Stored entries
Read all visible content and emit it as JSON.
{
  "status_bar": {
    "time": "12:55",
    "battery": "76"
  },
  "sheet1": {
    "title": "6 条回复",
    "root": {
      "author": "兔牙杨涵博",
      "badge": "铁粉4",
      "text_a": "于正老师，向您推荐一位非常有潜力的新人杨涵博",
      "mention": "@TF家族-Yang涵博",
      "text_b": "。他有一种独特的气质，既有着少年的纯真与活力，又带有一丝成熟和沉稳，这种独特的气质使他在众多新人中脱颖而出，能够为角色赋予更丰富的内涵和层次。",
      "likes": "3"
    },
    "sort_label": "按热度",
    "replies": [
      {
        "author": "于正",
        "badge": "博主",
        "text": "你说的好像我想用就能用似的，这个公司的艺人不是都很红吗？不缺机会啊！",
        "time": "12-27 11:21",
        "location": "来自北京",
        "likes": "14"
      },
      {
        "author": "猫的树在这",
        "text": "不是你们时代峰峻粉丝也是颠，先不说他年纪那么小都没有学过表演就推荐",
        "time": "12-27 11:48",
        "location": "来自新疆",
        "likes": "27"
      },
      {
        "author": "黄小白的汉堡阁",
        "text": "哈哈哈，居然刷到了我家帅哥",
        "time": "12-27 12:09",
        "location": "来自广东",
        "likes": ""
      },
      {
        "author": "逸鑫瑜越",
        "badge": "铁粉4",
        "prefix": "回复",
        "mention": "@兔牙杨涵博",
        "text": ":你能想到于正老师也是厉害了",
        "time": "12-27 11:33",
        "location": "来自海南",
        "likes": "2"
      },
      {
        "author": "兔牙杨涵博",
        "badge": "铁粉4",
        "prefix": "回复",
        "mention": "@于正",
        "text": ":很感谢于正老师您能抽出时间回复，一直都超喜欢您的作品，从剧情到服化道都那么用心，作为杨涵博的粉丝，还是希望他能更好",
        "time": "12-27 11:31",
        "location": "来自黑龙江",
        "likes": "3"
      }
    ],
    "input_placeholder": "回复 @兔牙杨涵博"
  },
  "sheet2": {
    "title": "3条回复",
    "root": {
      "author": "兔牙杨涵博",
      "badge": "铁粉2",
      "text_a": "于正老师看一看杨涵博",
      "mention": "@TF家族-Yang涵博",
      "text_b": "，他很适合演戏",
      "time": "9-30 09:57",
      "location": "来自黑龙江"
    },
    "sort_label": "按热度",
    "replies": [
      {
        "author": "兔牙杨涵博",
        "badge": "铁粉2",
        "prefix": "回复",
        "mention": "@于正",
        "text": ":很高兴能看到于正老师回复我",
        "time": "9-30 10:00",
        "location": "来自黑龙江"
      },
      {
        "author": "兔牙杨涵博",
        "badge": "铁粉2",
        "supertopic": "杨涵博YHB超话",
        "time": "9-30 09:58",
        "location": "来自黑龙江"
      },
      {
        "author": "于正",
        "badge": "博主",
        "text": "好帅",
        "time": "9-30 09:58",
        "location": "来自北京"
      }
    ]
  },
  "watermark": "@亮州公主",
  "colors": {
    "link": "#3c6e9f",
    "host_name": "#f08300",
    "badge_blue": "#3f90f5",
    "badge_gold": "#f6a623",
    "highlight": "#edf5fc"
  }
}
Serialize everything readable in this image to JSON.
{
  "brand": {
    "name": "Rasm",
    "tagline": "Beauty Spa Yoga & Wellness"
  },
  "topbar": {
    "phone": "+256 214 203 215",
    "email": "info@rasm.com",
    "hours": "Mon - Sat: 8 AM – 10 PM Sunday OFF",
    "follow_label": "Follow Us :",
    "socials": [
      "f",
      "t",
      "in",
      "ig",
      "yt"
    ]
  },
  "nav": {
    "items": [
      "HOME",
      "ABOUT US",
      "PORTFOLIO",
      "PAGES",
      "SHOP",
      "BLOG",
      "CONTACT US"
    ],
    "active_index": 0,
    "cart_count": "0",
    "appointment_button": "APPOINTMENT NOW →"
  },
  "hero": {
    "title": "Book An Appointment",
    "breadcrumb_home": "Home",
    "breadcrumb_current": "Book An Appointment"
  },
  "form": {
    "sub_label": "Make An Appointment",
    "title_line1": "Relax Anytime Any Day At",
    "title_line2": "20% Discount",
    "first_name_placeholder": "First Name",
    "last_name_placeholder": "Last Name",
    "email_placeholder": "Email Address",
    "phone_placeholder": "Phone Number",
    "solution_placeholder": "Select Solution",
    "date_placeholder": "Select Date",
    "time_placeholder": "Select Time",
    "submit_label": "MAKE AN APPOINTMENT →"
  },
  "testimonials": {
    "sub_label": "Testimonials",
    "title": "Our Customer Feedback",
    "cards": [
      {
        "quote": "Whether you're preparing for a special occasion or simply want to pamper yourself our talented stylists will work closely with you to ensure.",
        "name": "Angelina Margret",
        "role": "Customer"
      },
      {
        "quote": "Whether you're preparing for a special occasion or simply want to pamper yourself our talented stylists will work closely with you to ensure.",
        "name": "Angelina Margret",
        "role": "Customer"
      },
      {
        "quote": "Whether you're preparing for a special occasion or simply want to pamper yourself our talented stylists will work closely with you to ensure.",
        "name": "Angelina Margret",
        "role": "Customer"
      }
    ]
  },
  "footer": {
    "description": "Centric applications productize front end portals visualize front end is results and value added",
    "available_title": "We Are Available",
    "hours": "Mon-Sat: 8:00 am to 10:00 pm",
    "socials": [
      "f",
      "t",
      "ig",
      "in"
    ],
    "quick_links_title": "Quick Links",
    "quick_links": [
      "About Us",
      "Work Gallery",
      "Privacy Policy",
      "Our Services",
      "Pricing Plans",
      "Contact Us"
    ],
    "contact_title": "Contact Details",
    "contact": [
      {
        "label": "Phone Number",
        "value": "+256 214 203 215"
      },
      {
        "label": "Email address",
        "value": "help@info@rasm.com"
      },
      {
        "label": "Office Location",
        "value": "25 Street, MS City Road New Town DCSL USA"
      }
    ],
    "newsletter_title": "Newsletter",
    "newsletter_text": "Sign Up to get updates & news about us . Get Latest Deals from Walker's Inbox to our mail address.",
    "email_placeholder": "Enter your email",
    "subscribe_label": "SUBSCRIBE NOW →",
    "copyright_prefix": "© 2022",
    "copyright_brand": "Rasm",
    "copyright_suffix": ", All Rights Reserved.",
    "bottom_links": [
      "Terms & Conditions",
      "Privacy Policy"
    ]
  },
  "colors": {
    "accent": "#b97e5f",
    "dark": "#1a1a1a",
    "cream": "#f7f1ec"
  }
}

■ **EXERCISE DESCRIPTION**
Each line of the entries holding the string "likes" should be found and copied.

■ **RESPONSE AREA**
      "likes": "3"
        "likes": "14"
        "likes": "27"
        "likes": ""
        "likes": "2"
        "likes": "3"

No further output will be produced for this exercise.